“All of this information is obligatory. Chinese doesn’t let me ignore it,” says Chen. “In fact, if I want to speak correctly, Chinese forces me to constantly think about it.”
This got Chen wondering: Is there a connection between language and how we think and behave? In particular, Chen wanted to know: does our language affect our economic decisions?
Chen designed a study — which he describes in detail in this blog post — to look at how language might affect individual’s ability to save for the future. According to his results, it does — big time.
Oh this is incredibly interesting and I’ve been thinking about similar things fairly often in connection with gender neutral pronouns. There are people who asked me to use them when referring to them and of course I respect their wishes and do it when using English.
The confusing and troublesome thing is that I can’t think about them in a gender neutral way and end up randomly picking one gender for them to use in my thoughts. Why? Because I think in my language and it doesn’t support gender neutral, unless I’ll think about these people as “it”, which would be rude, derogatory and it’s used for inanimate things and it would make me feel like filth to think in such a way about living people.

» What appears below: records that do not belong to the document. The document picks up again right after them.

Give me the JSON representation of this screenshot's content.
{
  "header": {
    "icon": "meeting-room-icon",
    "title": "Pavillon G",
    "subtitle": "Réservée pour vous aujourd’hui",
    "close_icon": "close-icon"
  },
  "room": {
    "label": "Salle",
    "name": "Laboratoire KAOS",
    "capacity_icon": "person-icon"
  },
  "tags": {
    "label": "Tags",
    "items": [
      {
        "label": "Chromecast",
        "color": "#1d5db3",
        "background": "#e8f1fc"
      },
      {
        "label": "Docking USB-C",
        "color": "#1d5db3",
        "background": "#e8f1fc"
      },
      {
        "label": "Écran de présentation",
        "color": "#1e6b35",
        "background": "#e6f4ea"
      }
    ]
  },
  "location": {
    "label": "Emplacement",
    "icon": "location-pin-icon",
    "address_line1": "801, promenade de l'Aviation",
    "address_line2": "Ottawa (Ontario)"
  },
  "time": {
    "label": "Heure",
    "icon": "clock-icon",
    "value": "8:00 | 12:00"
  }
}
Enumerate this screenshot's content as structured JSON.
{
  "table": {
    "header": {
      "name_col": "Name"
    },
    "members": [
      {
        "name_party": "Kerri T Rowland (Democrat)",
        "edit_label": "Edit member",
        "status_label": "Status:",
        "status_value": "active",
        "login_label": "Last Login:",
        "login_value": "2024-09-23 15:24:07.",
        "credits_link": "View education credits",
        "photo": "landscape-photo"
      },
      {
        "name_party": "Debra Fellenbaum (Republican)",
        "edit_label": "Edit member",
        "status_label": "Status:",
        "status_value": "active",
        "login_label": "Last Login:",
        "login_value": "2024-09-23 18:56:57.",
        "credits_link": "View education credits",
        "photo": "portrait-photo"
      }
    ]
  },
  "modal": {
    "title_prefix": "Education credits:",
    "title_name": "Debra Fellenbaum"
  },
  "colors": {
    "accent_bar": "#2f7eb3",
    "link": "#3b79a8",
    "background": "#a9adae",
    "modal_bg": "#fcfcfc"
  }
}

You see, my language doesn’t express gender only with pronouns, like English. The verbs, too, are shaped according to grammatical gender, as well as the adjectives. Of course, our nouns all have their assigned gender (and masculine nouns are even divided into animate and inanimate - “male” or “dog” are animate “castle” is inanimate).
Let me give you example. I can’t even say/think in my language “failed” in a gender-neutral way. It’ll be “selhal” (singular) or “selhali” (plural anim.)/”selhaly” (pl. inanim.) if masculine, “selhala“(sg)/”selhaly“(pl.) if feminine gender… and if it happens with things it’ll be “selhalo”/”selhala”. Even when I think or talk about myself, the words are shaped according to my gender.

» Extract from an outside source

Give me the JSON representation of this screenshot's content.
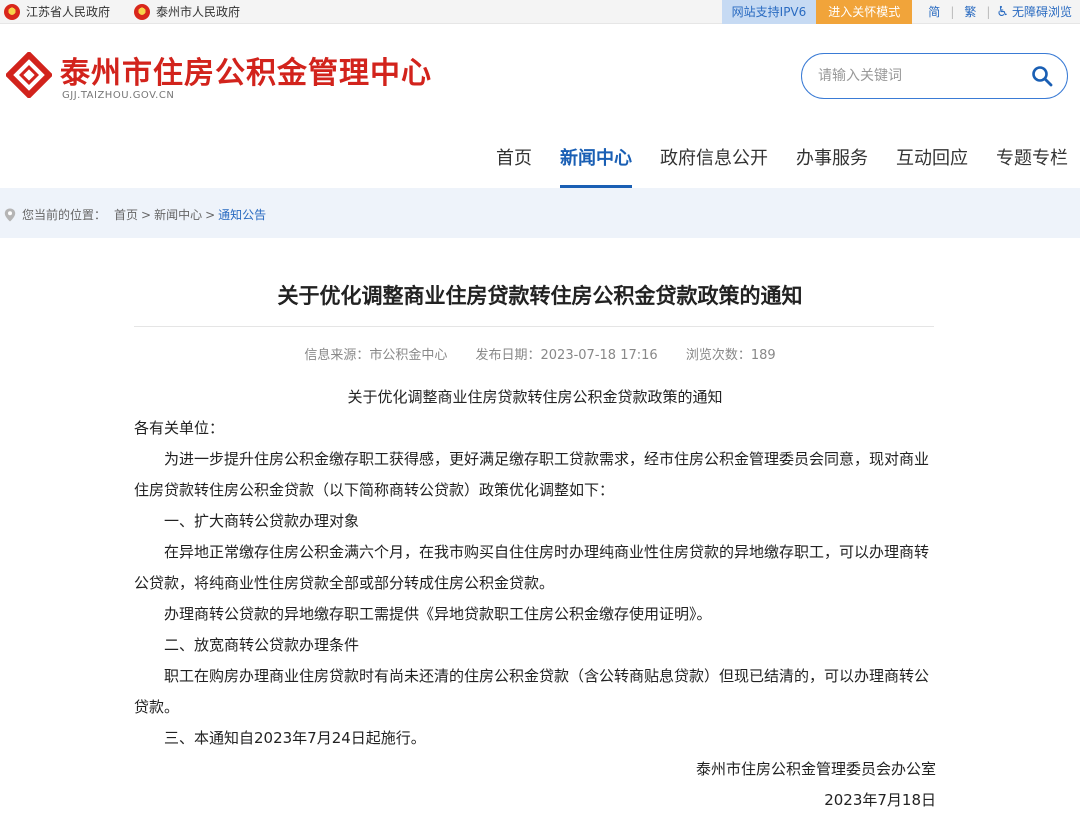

I’m pretty much tangled in this issue and not sure which solution (picking random gender or using derogatory neutrum) would be the least offensive to these people.

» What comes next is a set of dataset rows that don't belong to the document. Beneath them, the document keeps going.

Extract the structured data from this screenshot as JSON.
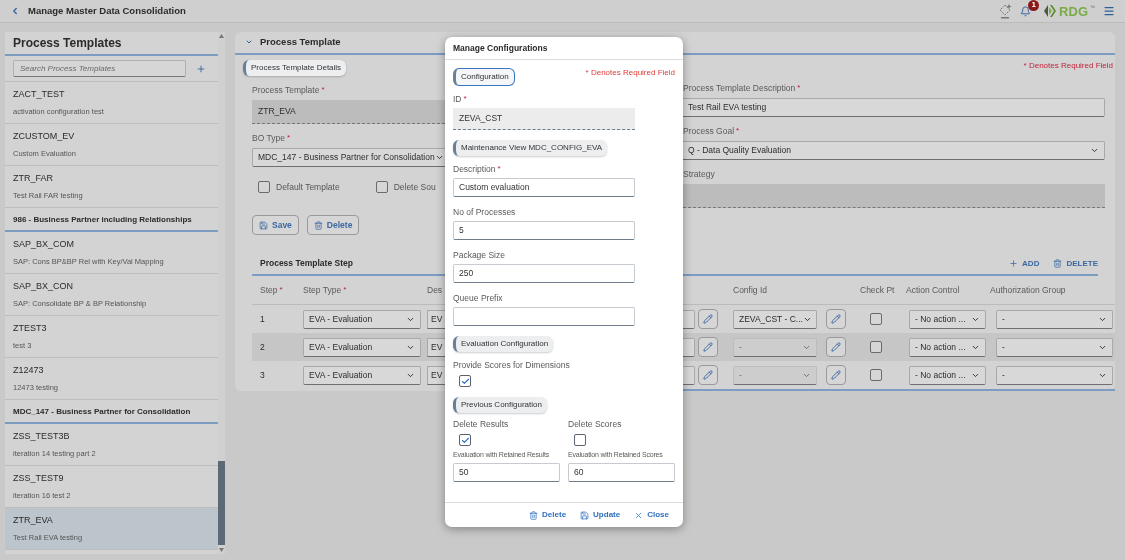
{
  "header": {
    "title": "Manage Master Data Consolidation",
    "notification_count": "1",
    "logo_text": "RDG",
    "logo_mark": "™"
  },
  "sidebar": {
    "title": "Process Templates",
    "search": {
      "placeholder": "Search Process Templates"
    },
    "entries": [
      {
        "kind": "item",
        "name": "ZACT_TEST",
        "description": "activation configuration test",
        "selected": false
      },
      {
        "kind": "item",
        "name": "ZCUSTOM_EV",
        "description": "Custom Evaluation",
        "selected": false
      },
      {
        "kind": "item",
        "name": "ZTR_FAR",
        "description": "Test Rail FAR testing",
        "selected": false
      },
      {
        "kind": "group",
        "label": "986 - Business Partner including Relationships"
      },
      {
        "kind": "item",
        "name": "SAP_BX_COM",
        "description": "SAP: Cons BP&BP Rel with Key/Val Mapping",
        "selected": false
      },
      {
        "kind": "item",
        "name": "SAP_BX_CON",
        "description": "SAP: Consolidate BP & BP Relationship",
        "selected": false
      },
      {
        "kind": "item",
        "name": "ZTEST3",
        "description": "test 3",
        "selected": false
      },
      {
        "kind": "item",
        "name": "Z12473",
        "description": "12473 testing",
        "selected": false
      },
      {
        "kind": "group",
        "label": "MDC_147 - Business Partner for Consolidation"
      },
      {
        "kind": "item",
        "name": "ZSS_TEST3B",
        "description": "iteration 14 testing part 2",
        "selected": false
      },
      {
        "kind": "item",
        "name": "ZSS_TEST9",
        "description": "iteration 16 test 2",
        "selected": false
      },
      {
        "kind": "item",
        "name": "ZTR_EVA",
        "description": "Test Rail EVA testing",
        "selected": true
      }
    ]
  },
  "panel": {
    "title": "Process Template",
    "expanded": true,
    "section_tag": "Process Template Details",
    "required_note": "* Denotes Required Field",
    "left_fields": [
      {
        "kind": "readonly",
        "label": "Process Template",
        "required_mark": "*",
        "value": "ZTR_EVA"
      },
      {
        "kind": "select",
        "label": "BO Type",
        "required_mark": "*",
        "value": "MDC_147 - Business Partner for Consolidation"
      }
    ],
    "right_fields": [
      {
        "kind": "input",
        "label": "Process Template Description",
        "required_mark": "*",
        "value": "Test Rail EVA testing"
      },
      {
        "kind": "select",
        "label": "Process Goal",
        "required_mark": "*",
        "value": "Q - Data Quality Evaluation"
      },
      {
        "kind": "readonly",
        "label": "Strategy"
      }
    ],
    "checkboxes": [
      {
        "label": "Default Template",
        "checked": false
      },
      {
        "label": "Delete Sou",
        "checked": false
      }
    ],
    "actions": [
      {
        "kind": "save",
        "label": "Save"
      },
      {
        "kind": "delete",
        "label": "Delete"
      }
    ],
    "steps": {
      "title": "Process Template Step",
      "actions": [
        {
          "kind": "add",
          "label": "ADD"
        },
        {
          "kind": "delete",
          "label": "DELETE"
        }
      ],
      "columns_left": [
        {
          "label": "Step",
          "required_mark": "*"
        },
        {
          "label": "Step Type",
          "required_mark": "*"
        },
        {
          "label": "Des"
        }
      ],
      "columns_right": [
        {
          "label": "Config Id"
        },
        {
          "label": "Check Pt"
        },
        {
          "label": "Action Control"
        },
        {
          "label": "Authorization Group"
        }
      ],
      "rows": [
        {
          "step": "1",
          "step_type": "EVA - Evaluation",
          "description": "EV",
          "config_id": "ZEVA_CST - C...",
          "config_disabled": false,
          "check_pt": false,
          "action_control": "- No action ...",
          "authorization_group": "-"
        },
        {
          "step": "2",
          "step_type": "EVA - Evaluation",
          "description": "EV",
          "config_id": "-",
          "config_disabled": true,
          "check_pt": false,
          "action_control": "- No action ...",
          "authorization_group": "-"
        },
        {
          "step": "3",
          "step_type": "EVA - Evaluation",
          "description": "EV",
          "config_id": "-",
          "config_disabled": true,
          "check_pt": false,
          "action_control": "- No action ...",
          "authorization_group": "-"
        }
      ]
    }
  },
  "dialog": {
    "title": "Manage Configurations",
    "required_note": "* Denotes Required Field",
    "sections": [
      {
        "tag": "Configuration",
        "focused": true,
        "kind": "stack",
        "fields": [
          {
            "kind": "readonly",
            "label": "ID",
            "required_mark": "*",
            "value": "ZEVA_CST"
          }
        ]
      },
      {
        "tag": "Maintenance View MDC_CONFIG_EVA",
        "focused": false,
        "kind": "stack",
        "fields": [
          {
            "kind": "input",
            "label": "Description",
            "required_mark": "*",
            "value": "Custom evaluation"
          },
          {
            "kind": "input",
            "label": "No of Processes",
            "value": "5"
          },
          {
            "kind": "input",
            "label": "Package Size",
            "value": "250"
          },
          {
            "kind": "input",
            "label": "Queue Prefix"
          }
        ]
      },
      {
        "tag": "Evaluation Configuration",
        "focused": false,
        "kind": "stack",
        "fields": [
          {
            "kind": "checkbox",
            "label": "Provide Scores for Dimensions",
            "checked": true
          }
        ]
      },
      {
        "tag": "Previous Configuration",
        "focused": false,
        "kind": "grid",
        "fields": [
          {
            "kind": "checkbox",
            "label": "Delete Results",
            "checked": true
          },
          {
            "kind": "checkbox",
            "label": "Delete Scores",
            "checked": false
          },
          {
            "kind": "input",
            "label": "Evaluation with Retained Results",
            "value": "50"
          },
          {
            "kind": "input",
            "label": "Evaluation with Retained Scores",
            "value": "60"
          }
        ]
      }
    ],
    "actions": [
      {
        "kind": "delete",
        "label": "Delete"
      },
      {
        "kind": "update",
        "label": "Update"
      },
      {
        "kind": "close",
        "label": "Close"
      }
    ]
  }
}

So if I circle back to the reblogged topic - for speakers of language like mine it is much harder to accept and understand gender-neutrality and third gender because of a language that makes it difficult to work with such concepts.